** Opening SOURCE DATA block **

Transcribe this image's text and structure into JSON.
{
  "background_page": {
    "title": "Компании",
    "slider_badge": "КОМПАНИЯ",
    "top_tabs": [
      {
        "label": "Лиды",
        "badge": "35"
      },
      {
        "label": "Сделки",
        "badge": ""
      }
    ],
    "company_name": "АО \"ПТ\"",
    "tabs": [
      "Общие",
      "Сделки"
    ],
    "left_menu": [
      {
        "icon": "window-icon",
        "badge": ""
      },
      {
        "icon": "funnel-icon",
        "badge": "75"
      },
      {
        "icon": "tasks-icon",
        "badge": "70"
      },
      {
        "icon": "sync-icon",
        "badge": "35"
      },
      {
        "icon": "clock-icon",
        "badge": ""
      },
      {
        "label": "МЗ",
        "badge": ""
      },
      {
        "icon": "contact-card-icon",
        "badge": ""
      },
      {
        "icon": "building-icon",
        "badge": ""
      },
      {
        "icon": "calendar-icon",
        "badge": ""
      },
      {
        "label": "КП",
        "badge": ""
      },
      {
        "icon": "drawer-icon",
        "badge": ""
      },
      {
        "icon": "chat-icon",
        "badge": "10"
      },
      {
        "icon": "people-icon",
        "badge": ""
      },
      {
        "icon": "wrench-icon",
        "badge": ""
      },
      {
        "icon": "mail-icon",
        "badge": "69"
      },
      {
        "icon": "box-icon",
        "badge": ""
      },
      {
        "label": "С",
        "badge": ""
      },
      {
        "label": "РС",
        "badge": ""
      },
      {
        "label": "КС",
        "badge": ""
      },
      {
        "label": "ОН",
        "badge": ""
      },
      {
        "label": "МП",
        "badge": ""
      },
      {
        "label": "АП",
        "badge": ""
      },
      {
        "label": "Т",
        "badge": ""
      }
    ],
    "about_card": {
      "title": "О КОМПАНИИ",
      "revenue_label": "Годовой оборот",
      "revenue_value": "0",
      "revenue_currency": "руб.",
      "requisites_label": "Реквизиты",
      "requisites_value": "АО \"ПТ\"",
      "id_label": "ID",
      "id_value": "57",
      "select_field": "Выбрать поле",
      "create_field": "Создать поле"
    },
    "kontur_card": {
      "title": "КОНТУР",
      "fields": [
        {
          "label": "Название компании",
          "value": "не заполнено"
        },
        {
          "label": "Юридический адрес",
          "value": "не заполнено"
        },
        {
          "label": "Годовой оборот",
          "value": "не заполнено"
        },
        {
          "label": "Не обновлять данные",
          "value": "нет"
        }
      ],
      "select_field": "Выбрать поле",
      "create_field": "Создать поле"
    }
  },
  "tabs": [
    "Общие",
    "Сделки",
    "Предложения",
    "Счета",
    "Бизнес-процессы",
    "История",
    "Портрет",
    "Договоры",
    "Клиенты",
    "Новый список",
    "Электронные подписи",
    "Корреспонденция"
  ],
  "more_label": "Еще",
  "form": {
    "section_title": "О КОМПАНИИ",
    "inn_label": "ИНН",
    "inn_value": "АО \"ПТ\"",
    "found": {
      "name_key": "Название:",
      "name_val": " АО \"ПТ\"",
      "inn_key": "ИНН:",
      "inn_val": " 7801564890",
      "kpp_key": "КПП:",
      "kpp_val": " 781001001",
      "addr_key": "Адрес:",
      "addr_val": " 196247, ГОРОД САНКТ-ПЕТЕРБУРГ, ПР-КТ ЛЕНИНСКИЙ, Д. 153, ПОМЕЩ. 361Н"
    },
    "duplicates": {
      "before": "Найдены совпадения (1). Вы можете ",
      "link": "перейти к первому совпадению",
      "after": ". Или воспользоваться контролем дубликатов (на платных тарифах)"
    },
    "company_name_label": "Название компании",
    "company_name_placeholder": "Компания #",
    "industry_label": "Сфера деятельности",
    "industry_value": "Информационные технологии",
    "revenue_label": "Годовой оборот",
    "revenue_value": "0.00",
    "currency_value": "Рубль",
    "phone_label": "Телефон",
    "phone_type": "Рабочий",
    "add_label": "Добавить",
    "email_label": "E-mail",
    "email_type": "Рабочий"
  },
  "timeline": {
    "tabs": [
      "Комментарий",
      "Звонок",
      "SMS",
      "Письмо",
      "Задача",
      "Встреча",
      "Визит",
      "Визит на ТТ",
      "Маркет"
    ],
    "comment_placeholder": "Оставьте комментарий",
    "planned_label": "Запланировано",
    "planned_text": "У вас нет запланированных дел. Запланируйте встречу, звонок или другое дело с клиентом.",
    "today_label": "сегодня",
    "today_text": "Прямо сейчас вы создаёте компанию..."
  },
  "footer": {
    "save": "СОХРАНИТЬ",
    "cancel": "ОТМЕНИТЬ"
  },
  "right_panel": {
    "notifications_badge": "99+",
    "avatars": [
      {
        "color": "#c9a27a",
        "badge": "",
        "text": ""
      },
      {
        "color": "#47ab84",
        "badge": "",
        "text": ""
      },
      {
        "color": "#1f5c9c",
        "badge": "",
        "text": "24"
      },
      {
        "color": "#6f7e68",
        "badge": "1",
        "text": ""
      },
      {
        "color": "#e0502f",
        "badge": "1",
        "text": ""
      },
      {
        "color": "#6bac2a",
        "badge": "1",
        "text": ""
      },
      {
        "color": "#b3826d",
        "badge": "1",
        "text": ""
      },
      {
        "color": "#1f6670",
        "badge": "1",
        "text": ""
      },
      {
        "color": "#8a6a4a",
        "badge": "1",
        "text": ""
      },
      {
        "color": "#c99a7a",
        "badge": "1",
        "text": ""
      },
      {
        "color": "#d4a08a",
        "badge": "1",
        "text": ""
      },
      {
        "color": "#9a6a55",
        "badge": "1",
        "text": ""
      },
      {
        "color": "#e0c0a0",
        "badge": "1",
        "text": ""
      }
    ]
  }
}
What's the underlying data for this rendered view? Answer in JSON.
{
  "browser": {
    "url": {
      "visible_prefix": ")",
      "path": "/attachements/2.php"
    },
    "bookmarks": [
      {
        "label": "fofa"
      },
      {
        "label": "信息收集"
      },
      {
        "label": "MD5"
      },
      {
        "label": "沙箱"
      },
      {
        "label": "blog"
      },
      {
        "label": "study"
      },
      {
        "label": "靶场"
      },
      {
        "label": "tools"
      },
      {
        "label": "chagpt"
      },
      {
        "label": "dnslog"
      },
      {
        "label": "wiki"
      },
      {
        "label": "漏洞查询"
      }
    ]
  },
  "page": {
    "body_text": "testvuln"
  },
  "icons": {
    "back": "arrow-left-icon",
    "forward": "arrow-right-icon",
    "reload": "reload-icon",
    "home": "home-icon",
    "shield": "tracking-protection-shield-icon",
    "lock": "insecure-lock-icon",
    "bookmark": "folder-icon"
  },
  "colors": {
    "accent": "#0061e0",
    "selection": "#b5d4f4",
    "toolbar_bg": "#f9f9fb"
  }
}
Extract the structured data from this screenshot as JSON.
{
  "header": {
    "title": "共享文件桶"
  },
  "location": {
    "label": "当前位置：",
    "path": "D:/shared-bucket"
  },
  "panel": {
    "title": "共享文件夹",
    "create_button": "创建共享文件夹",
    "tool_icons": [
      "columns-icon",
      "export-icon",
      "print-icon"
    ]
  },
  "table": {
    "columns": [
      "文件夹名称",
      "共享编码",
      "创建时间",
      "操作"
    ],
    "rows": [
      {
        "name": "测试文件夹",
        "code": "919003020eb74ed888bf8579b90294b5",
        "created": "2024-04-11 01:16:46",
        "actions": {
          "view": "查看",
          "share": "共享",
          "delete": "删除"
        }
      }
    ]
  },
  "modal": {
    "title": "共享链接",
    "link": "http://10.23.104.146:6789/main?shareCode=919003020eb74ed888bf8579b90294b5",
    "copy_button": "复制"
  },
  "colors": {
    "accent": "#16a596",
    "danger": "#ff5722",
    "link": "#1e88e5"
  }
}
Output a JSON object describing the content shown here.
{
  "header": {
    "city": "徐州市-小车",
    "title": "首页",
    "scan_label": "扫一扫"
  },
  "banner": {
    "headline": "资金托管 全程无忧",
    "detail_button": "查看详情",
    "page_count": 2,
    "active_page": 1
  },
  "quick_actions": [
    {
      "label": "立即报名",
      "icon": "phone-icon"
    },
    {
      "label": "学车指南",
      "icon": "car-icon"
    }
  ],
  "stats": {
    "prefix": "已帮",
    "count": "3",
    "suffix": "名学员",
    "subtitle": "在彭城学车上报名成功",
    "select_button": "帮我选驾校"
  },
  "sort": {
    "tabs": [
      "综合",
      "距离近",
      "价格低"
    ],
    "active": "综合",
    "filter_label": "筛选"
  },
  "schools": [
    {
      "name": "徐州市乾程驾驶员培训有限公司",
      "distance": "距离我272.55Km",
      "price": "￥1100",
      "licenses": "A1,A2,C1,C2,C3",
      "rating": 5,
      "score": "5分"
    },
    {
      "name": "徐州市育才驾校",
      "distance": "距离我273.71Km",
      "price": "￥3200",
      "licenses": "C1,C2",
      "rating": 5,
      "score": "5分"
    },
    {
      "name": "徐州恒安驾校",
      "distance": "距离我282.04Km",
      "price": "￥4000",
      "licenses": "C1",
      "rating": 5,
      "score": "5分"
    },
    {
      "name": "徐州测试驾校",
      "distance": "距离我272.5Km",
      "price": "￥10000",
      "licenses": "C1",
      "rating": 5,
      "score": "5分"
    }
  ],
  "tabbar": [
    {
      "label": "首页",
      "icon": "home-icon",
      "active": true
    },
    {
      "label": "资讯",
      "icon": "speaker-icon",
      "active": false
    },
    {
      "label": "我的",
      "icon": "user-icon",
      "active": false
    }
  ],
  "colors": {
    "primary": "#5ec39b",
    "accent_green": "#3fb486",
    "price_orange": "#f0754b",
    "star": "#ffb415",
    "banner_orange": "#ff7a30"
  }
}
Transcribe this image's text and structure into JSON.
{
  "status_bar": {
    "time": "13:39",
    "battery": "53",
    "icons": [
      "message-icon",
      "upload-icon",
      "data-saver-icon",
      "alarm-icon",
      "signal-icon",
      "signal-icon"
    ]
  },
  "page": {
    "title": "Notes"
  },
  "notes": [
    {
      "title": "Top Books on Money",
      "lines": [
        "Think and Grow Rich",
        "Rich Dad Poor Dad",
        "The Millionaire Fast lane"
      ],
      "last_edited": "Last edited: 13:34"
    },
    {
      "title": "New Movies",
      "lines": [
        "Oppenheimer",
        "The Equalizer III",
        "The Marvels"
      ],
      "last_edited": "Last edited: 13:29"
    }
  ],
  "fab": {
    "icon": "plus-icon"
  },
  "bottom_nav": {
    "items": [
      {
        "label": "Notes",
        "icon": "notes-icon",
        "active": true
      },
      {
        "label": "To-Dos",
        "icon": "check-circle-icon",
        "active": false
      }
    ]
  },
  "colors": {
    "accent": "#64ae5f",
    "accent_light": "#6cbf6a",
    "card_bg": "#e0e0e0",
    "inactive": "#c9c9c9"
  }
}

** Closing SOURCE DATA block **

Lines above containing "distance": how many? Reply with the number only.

4